Those with a lust for travel will no doubt have the city of Barcelona somewhere on their ‘to-do’ list. Spain’s second city (and the capital of Catalonia), plays host to some of the most spectacular icons of European architecture with a diverse landscape bustling with gothic mansions and ‘modernista’ masterpieces. Barcelona enjoyed a relative anonymity as seaside tourism took off in the 1960s while holiday makers from the UK and the rest of Europe flocked to the sandy beaches of Ibiza and Marbella for sun, sea and sangria. But ever since the city hosted the 1992 olympics it’s been awash with the clicking shutters of thousands of tourists’ cameras.
The spectacular Catedral (La Seu) is one of the most beautiful and jaw dropping masterpieces of gothic architecture in the world, but there’s a whole lot more to the city than this beloved icon. Barcelona, Spain’s rich history and culture has seen a range of cultural influences in its architecture resulting in one of Europe’s most beautiful and fascinating skylines. Let’s take a tour through some of these brilliant buildings.
La Sagrada Familia
If you only see one building in Barcelona it should be this astonishing, unfinished masterpiece. Every square foot of wall space in La Sagrada Familia is a masterfully crafted work of art. Attracting 2.8 million visitors a year it is by far the most visited monument in Spain, with its recent consecration by the Pope in 2010 causing an even greater boom in visiting tourists from all faiths. The temple’s architect Antoni Gaudi saw its completion as more than his life’s work, it was his all-consuming obsession and he regarded it as his Holy mission to see its completion. While work may continue well into the 2040s, there’s still plenty of stone sculpted wonderment to be found here.
Another of Antoni Gaudi ingenious works, this undulating oddity looks almost like a Salvador Dali painting brought to life. Completed in 1910 it was originally intended to function as an apartment building and office block, commissioned by Pere Mila. Mila has just married the wealthy widow Roser Guardiola and he knew how to spend her money in style. ‘Casa Mila’ as it was originally known is one of the first buildings in the world to have its own in-built parking space. The building now hosts visitors drawn to the eccentricity of Gaudi’s work and while the best viewing is in the spectacular roof with it’s chess piece like chimneys, the apartment itself is still a shrine to 20th century wealth and excess.

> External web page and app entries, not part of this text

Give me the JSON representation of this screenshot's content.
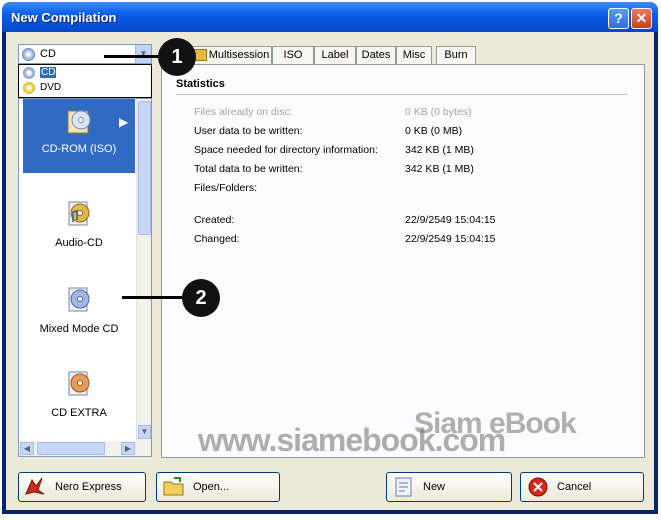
{
  "window": {
    "title": "New Compilation",
    "help_label": "?",
    "close_label": "✕"
  },
  "media_select": {
    "value": "CD",
    "options": [
      "CD",
      "DVD"
    ]
  },
  "compilation_types": [
    {
      "label": "CD-ROM (ISO)",
      "selected": true,
      "icon": "cd-rom-iso-icon"
    },
    {
      "label": "Audio-CD",
      "selected": false,
      "icon": "audio-cd-icon"
    },
    {
      "label": "Mixed Mode CD",
      "selected": false,
      "icon": "mixed-mode-cd-icon"
    },
    {
      "label": "CD EXTRA",
      "selected": false,
      "icon": "cd-extra-icon"
    }
  ],
  "tabs": [
    "Multisession",
    "ISO",
    "Label",
    "Dates",
    "Misc",
    "Burn"
  ],
  "statistics": {
    "title": "Statistics",
    "rows": [
      {
        "label": "Files already on disc:",
        "value": "0 KB (0 bytes)",
        "dim": true
      },
      {
        "label": "User data to be written:",
        "value": "0 KB (0 MB)",
        "dim": false
      },
      {
        "label": "Space needed for directory information:",
        "value": "342 KB (1 MB)",
        "dim": false
      },
      {
        "label": "Total data to be written:",
        "value": "342 KB (1 MB)",
        "dim": false
      },
      {
        "label": "Files/Folders:",
        "value": "",
        "dim": false
      }
    ],
    "created_label": "Created:",
    "created_value": "22/9/2549 15:04:15",
    "changed_label": "Changed:",
    "changed_value": "22/9/2549 15:04:15"
  },
  "buttons": {
    "nero_express": "Nero Express",
    "open": "Open...",
    "new": "New",
    "cancel": "Cancel"
  },
  "callouts": [
    "1",
    "2"
  ],
  "watermark": {
    "line1": "Siam eBook",
    "line2": "www.siamebook.com"
  },
  "colors": {
    "title_bar": "#0a5fe8",
    "selection": "#316ac5",
    "panel": "#ece9d8"
  }
}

This ultra modern cucumber shaped building is a hot blooded Latin cousin of London’s famous ‘Gherkin’. While the English monument is a primly restrained tower of glass and steel, Torre Agbar (completed in 2005) is more like a crystal finger pointing at the sky, shimmering in vivid shades of blue and red at night.
Palau de la Música Catalana
This shrine to Catalanian music is not only Barcelona’s premier concert hall but a masterpiece of Modernista architecture. The central glass and metal structure paints the beautiful interior with light while the ornate exterior lures in thousands of tourists from around the world every year. The building is the only concert hall in this style to be listed as a UNESCO heritage site.